Work request
Go through the material line by line and copy each one with the word "file".

Provided data
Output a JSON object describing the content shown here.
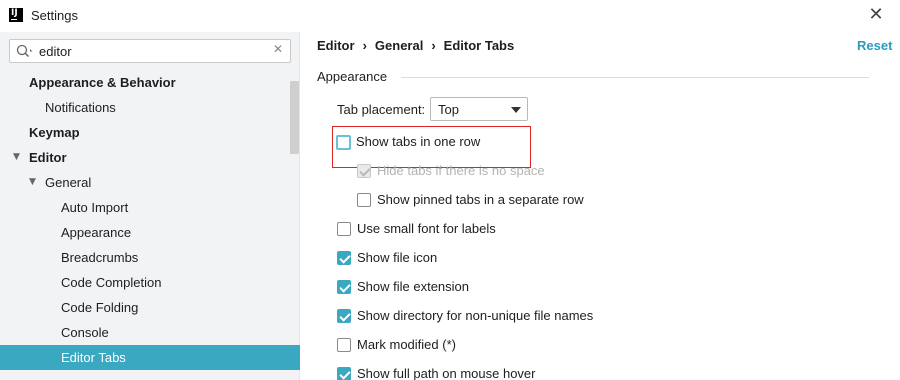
{
  "window": {
    "title": "Settings",
    "logo_letters": "IJ",
    "close_glyph": "✕"
  },
  "search": {
    "value": "editor",
    "clear_glyph": "✕"
  },
  "tree": {
    "items": [
      {
        "label": "Appearance & Behavior",
        "bold": true
      },
      {
        "label": "Notifications"
      },
      {
        "label": "Keymap",
        "bold": true
      },
      {
        "label": "Editor",
        "bold": true
      },
      {
        "label": "General"
      },
      {
        "label": "Auto Import"
      },
      {
        "label": "Appearance"
      },
      {
        "label": "Breadcrumbs"
      },
      {
        "label": "Code Completion"
      },
      {
        "label": "Code Folding"
      },
      {
        "label": "Console"
      },
      {
        "label": "Editor Tabs",
        "selected": true
      }
    ]
  },
  "breadcrumb": [
    "Editor",
    "General",
    "Editor Tabs"
  ],
  "breadcrumb_sep": "›",
  "reset_label": "Reset",
  "section": {
    "title": "Appearance"
  },
  "tab_placement": {
    "label": "Tab placement:",
    "value": "Top"
  },
  "options": [
    {
      "label": "Show tabs in one row",
      "checked": false,
      "focused": true
    },
    {
      "label": "Hide tabs if there is no space",
      "checked": true,
      "disabled": true
    },
    {
      "label": "Show pinned tabs in a separate row",
      "checked": false
    },
    {
      "label": "Use small font for labels",
      "checked": false
    },
    {
      "label": "Show file icon",
      "checked": true
    },
    {
      "label": "Show file extension",
      "checked": true
    },
    {
      "label": "Show directory for non-unique file names",
      "checked": true
    },
    {
      "label": "Mark modified (*)",
      "checked": false
    },
    {
      "label": "Show full path on mouse hover",
      "checked": true
    }
  ],
  "colors": {
    "accent": "#3aa8c1",
    "highlight_box": "#e02424",
    "link": "#2a9cc0"
  }
}
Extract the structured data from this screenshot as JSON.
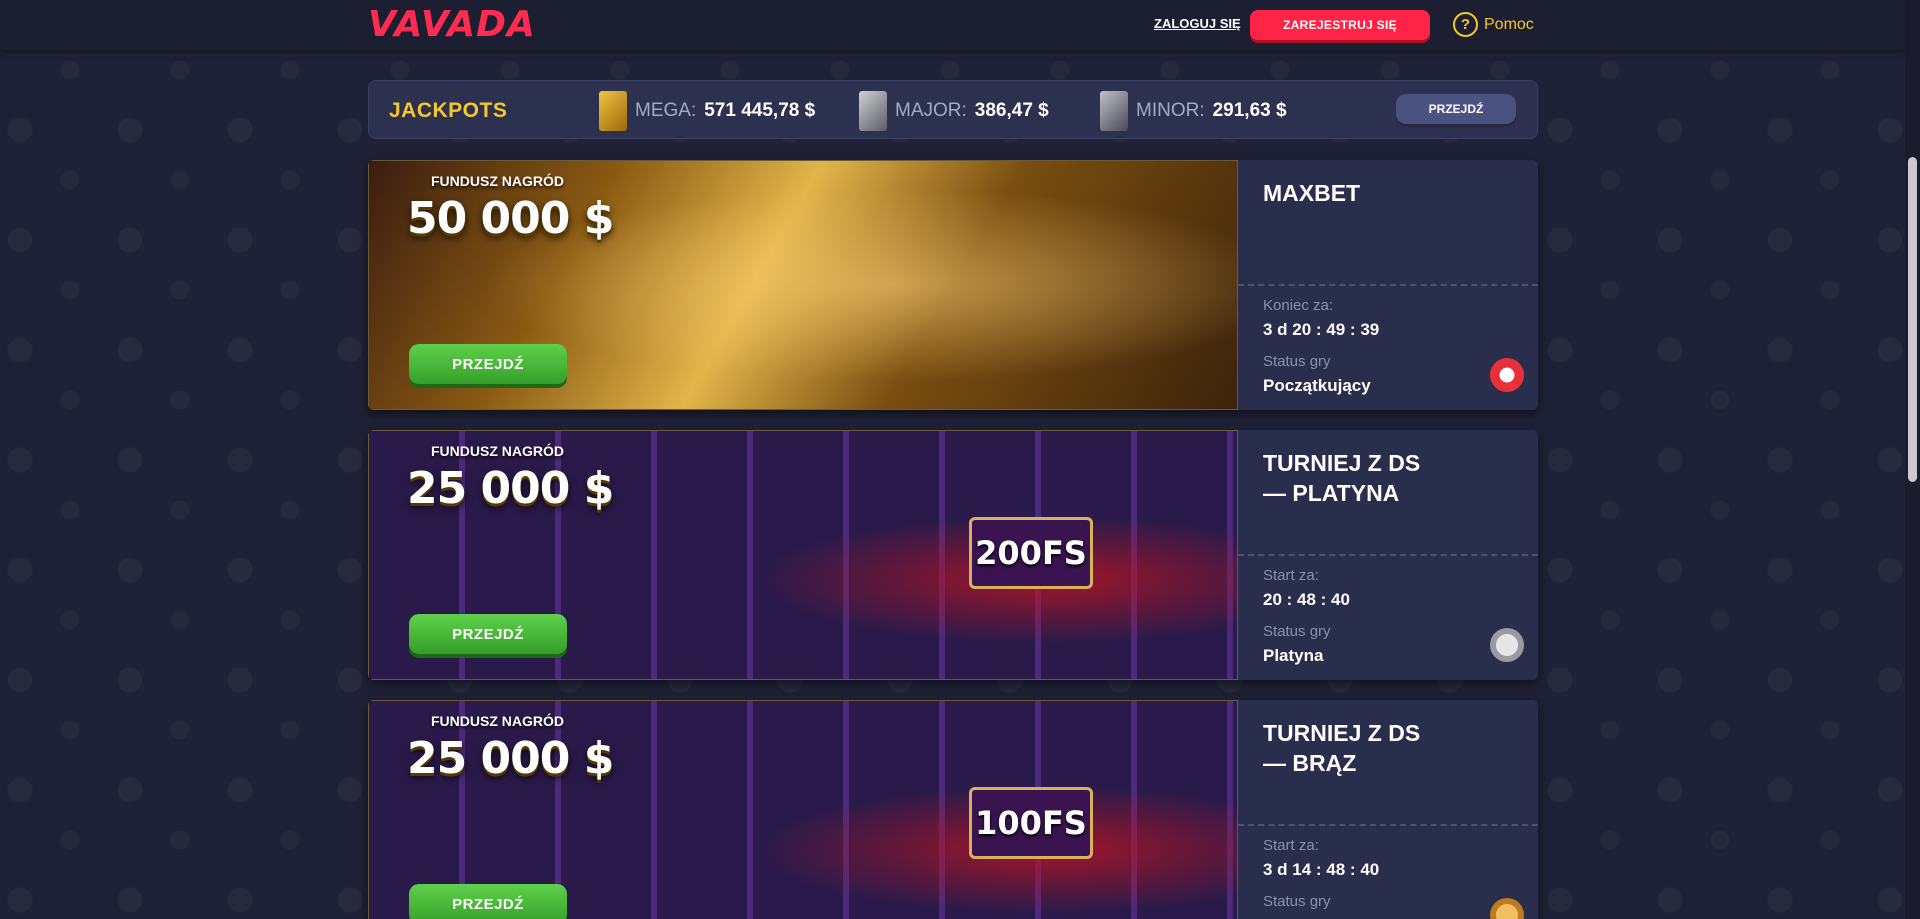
{
  "header": {
    "logo": "VAVADA",
    "login_label": "ZALOGUJ SIĘ",
    "register_label": "ZAREJESTRUJ SIĘ",
    "help_label": "Pomoc",
    "help_icon": "?"
  },
  "jackpots": {
    "title": "JACKPOTS",
    "items": [
      {
        "label": "MEGA:",
        "value": "571 445,78 $"
      },
      {
        "label": "MAJOR:",
        "value": "386,47 $"
      },
      {
        "label": "MINOR:",
        "value": "291,63 $"
      }
    ],
    "go_label": "PRZEJDŹ"
  },
  "tournaments": [
    {
      "fund_label": "FUNDUSZ NAGRÓD",
      "fund_value": "50 000 $",
      "go_label": "PRZEJDŹ",
      "title_line1": "MAXBET",
      "title_line2": "",
      "timer_label": "Koniec za:",
      "timer": "3 d 20 : 49 : 39",
      "status_label": "Status gry",
      "status": "Początkujący",
      "badge": "",
      "status_icon": "beginner-chip"
    },
    {
      "fund_label": "FUNDUSZ NAGRÓD",
      "fund_value": "25 000 $",
      "go_label": "PRZEJDŹ",
      "title_line1": "TURNIEJ Z DS",
      "title_line2": "— PLATYNA",
      "timer_label": "Start za:",
      "timer": "20 : 48 : 40",
      "status_label": "Status gry",
      "status": "Platyna",
      "badge": "200FS",
      "status_icon": "platinum-medal"
    },
    {
      "fund_label": "FUNDUSZ NAGRÓD",
      "fund_value": "25 000 $",
      "go_label": "PRZEJDŹ",
      "title_line1": "TURNIEJ Z DS",
      "title_line2": "— BRĄZ",
      "timer_label": "Start za:",
      "timer": "3 d 14 : 48 : 40",
      "status_label": "Status gry",
      "status": "",
      "badge": "100FS",
      "status_icon": "bronze-medal"
    }
  ]
}
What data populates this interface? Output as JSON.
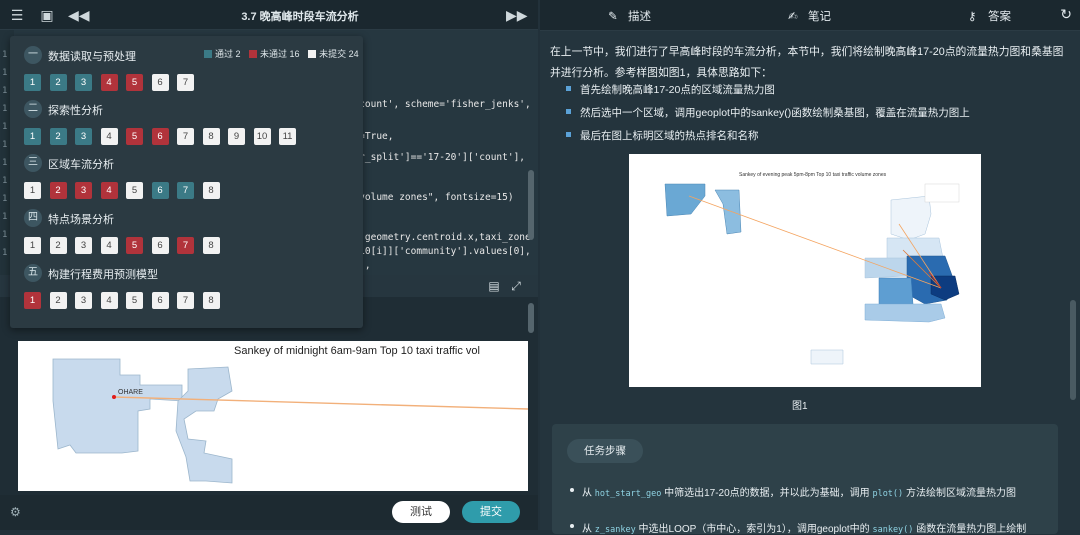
{
  "window": {
    "title": "3.7 晚高峰时段车流分析"
  },
  "code": {
    "line_numbers": [
      "1",
      "1",
      "1",
      "1",
      "1",
      "1",
      "1",
      "1",
      "1",
      "1",
      "1",
      "1",
      "1",
      "1",
      "1",
      "1",
      "1"
    ],
    "lines": [
      "m='count', scheme='fisher_jenks',",
      ",",
      "end=True,",
      "hour_split']=='17-20']['count'],",
      "",
      "ic volume zones\", fontsize=15)",
      "",
      "i]].geometry.centroid.x,taxi_zone",
      "op_10[i]]['community'].values[0],",
      "001),"
    ]
  },
  "menu": {
    "legend": {
      "passed": "通过 2",
      "failed": "未通过 16",
      "unsubmitted": "未提交 24"
    },
    "sections": [
      {
        "num": "一",
        "name": "数据读取与预处理",
        "boxes": [
          [
            "1",
            "pass"
          ],
          [
            "2",
            "pass"
          ],
          [
            "3",
            "pass"
          ],
          [
            "4",
            "fail"
          ],
          [
            "5",
            "fail"
          ],
          [
            "6",
            "none"
          ],
          [
            "7",
            "none"
          ]
        ]
      },
      {
        "num": "二",
        "name": "探索性分析",
        "boxes": [
          [
            "1",
            "pass"
          ],
          [
            "2",
            "pass"
          ],
          [
            "3",
            "pass"
          ],
          [
            "4",
            "none"
          ],
          [
            "5",
            "fail"
          ],
          [
            "6",
            "fail"
          ],
          [
            "7",
            "none"
          ],
          [
            "8",
            "none"
          ],
          [
            "9",
            "none"
          ],
          [
            "10",
            "none"
          ],
          [
            "11",
            "none"
          ]
        ]
      },
      {
        "num": "三",
        "name": "区域车流分析",
        "boxes": [
          [
            "1",
            "none"
          ],
          [
            "2",
            "fail"
          ],
          [
            "3",
            "fail"
          ],
          [
            "4",
            "fail"
          ],
          [
            "5",
            "none"
          ],
          [
            "6",
            "pass"
          ],
          [
            "7",
            "pass"
          ],
          [
            "8",
            "none"
          ]
        ]
      },
      {
        "num": "四",
        "name": "特点场景分析",
        "boxes": [
          [
            "1",
            "none"
          ],
          [
            "2",
            "none"
          ],
          [
            "3",
            "none"
          ],
          [
            "4",
            "none"
          ],
          [
            "5",
            "fail"
          ],
          [
            "6",
            "none"
          ],
          [
            "7",
            "fail"
          ],
          [
            "8",
            "none"
          ]
        ]
      },
      {
        "num": "五",
        "name": "构建行程费用预测模型",
        "boxes": [
          [
            "1",
            "fail"
          ],
          [
            "2",
            "none"
          ],
          [
            "3",
            "none"
          ],
          [
            "4",
            "none"
          ],
          [
            "5",
            "none"
          ],
          [
            "6",
            "none"
          ],
          [
            "7",
            "none"
          ],
          [
            "8",
            "none"
          ]
        ]
      }
    ]
  },
  "output": {
    "chart_title": "Sankey of midnight 6am-9am Top 10 taxi traffic vol",
    "marker_label": "OHARE"
  },
  "buttons": {
    "test": "测试",
    "submit": "提交"
  },
  "tabs": [
    {
      "label": "描述",
      "icon": "edit-icon"
    },
    {
      "label": "笔记",
      "icon": "note-icon"
    },
    {
      "label": "答案",
      "icon": "key-icon"
    }
  ],
  "description": {
    "paragraph": "在上一节中，我们进行了早高峰时段的车流分析，本节中，我们将绘制晚高峰17-20点的流量热力图和桑基图并进行分析。参考样图如图1，具体思路如下：",
    "bullets": [
      "首先绘制晚高峰17-20点的区域流量热力图",
      "然后选中一个区域，调用geoplot中的sankey()函数绘制桑基图，覆盖在流量热力图上",
      "最后在图上标明区域的热点排名和名称"
    ],
    "figure_title": "Sankey of evening peak 5pm-8pm Top 10 taxi traffic volume zones",
    "figure_caption": "图1"
  },
  "task": {
    "heading": "任务步骤",
    "step1": {
      "prefix": "从",
      "code1": "hot_start_geo",
      "mid": "中筛选出17-20点的数据，并以此为基础，调用",
      "code2": "plot()",
      "suffix": "方法绘制区域流量热力图"
    },
    "step2": {
      "prefix": "从",
      "code1": "z_sankey",
      "mid": "中选出LOOP（市中心，索引为1），调用geoplot中的",
      "code2": "sankey()",
      "suffix": "函数在流量热力图上绘制"
    }
  }
}
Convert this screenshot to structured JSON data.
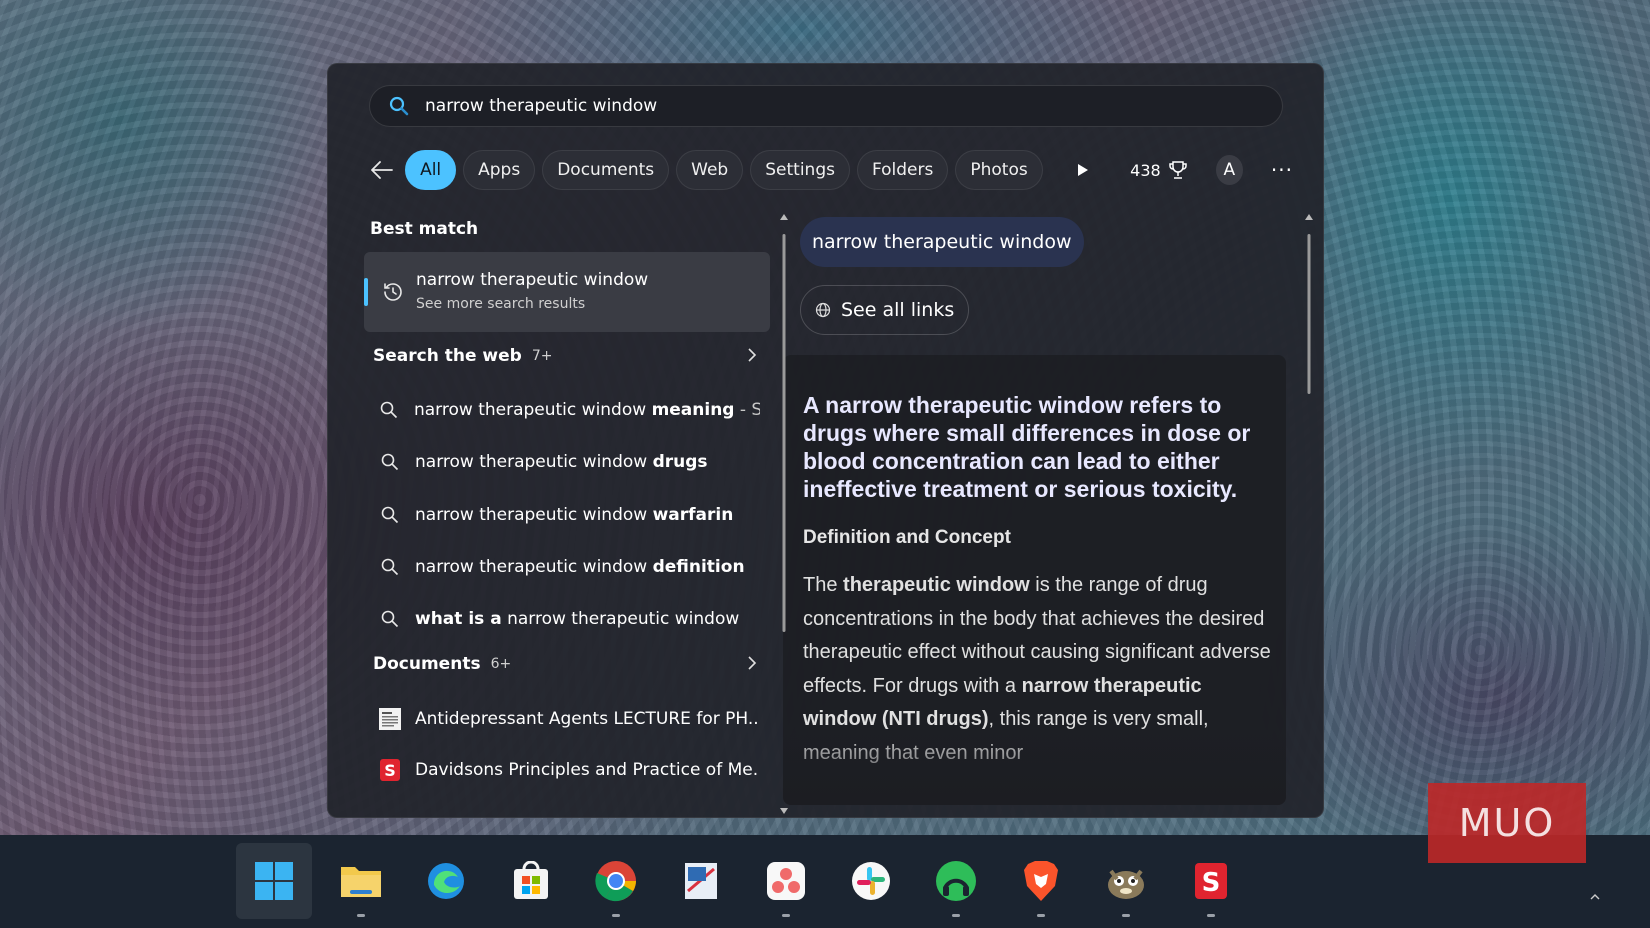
{
  "search": {
    "query": "narrow therapeutic window"
  },
  "filters": {
    "items": [
      {
        "label": "All",
        "active": true
      },
      {
        "label": "Apps",
        "active": false
      },
      {
        "label": "Documents",
        "active": false
      },
      {
        "label": "Web",
        "active": false
      },
      {
        "label": "Settings",
        "active": false
      },
      {
        "label": "Folders",
        "active": false
      },
      {
        "label": "Photos",
        "active": false
      }
    ],
    "points": "438",
    "avatar": "A",
    "more": "···"
  },
  "best_match": {
    "heading": "Best match",
    "title": "narrow therapeutic window",
    "subtitle": "See more search results"
  },
  "search_web": {
    "heading": "Search the web",
    "count": "7+",
    "results": [
      {
        "prefix": "narrow therapeutic window ",
        "bold": "meaning",
        "suffix": " - S..."
      },
      {
        "prefix": "narrow therapeutic window ",
        "bold": "drugs",
        "suffix": ""
      },
      {
        "prefix": "narrow therapeutic window ",
        "bold": "warfarin",
        "suffix": ""
      },
      {
        "prefix": "narrow therapeutic window ",
        "bold": "definition",
        "suffix": ""
      },
      {
        "prefix": "",
        "bold": "what is a",
        "suffix": " narrow therapeutic window"
      }
    ]
  },
  "documents": {
    "heading": "Documents",
    "count": "6+",
    "items": [
      {
        "title": "Antidepressant Agents LECTURE for PH..."
      },
      {
        "title": "Davidsons Principles and Practice of Me..."
      }
    ]
  },
  "preview": {
    "query_chip": "narrow therapeutic window",
    "links_button": "See all links",
    "headline": "A narrow therapeutic window refers to drugs where small differences in dose or blood concentration can lead to either ineffective treatment or serious toxicity.",
    "subhead": "Definition and Concept",
    "body_1": "The ",
    "body_bold_1": "therapeutic window",
    "body_2": " is the range of drug concentrations in the body that achieves the desired therapeutic effect without causing significant adverse effects. For drugs with a ",
    "body_bold_2": "narrow therapeutic window (NTI drugs)",
    "body_3": ", this range is very small, meaning that even minor"
  },
  "watermark": {
    "text": "MUO"
  },
  "colors": {
    "accent": "#4cc2ff",
    "panel": "#22242c",
    "taskbar": "#1b2430"
  },
  "taskbar": {
    "icons": [
      "windows-start-icon",
      "file-explorer-icon",
      "edge-icon",
      "store-icon",
      "chrome-icon",
      "snipping-tool-icon",
      "asana-icon",
      "slack-icon",
      "spotify-icon",
      "brave-icon",
      "gimp-icon",
      "docs-s-icon"
    ]
  }
}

Your solution
      "label": "Show file icon",
      "label": "Show file extension",
      "label": "Show directory for non-unique file names",
      "file-explorer-icon",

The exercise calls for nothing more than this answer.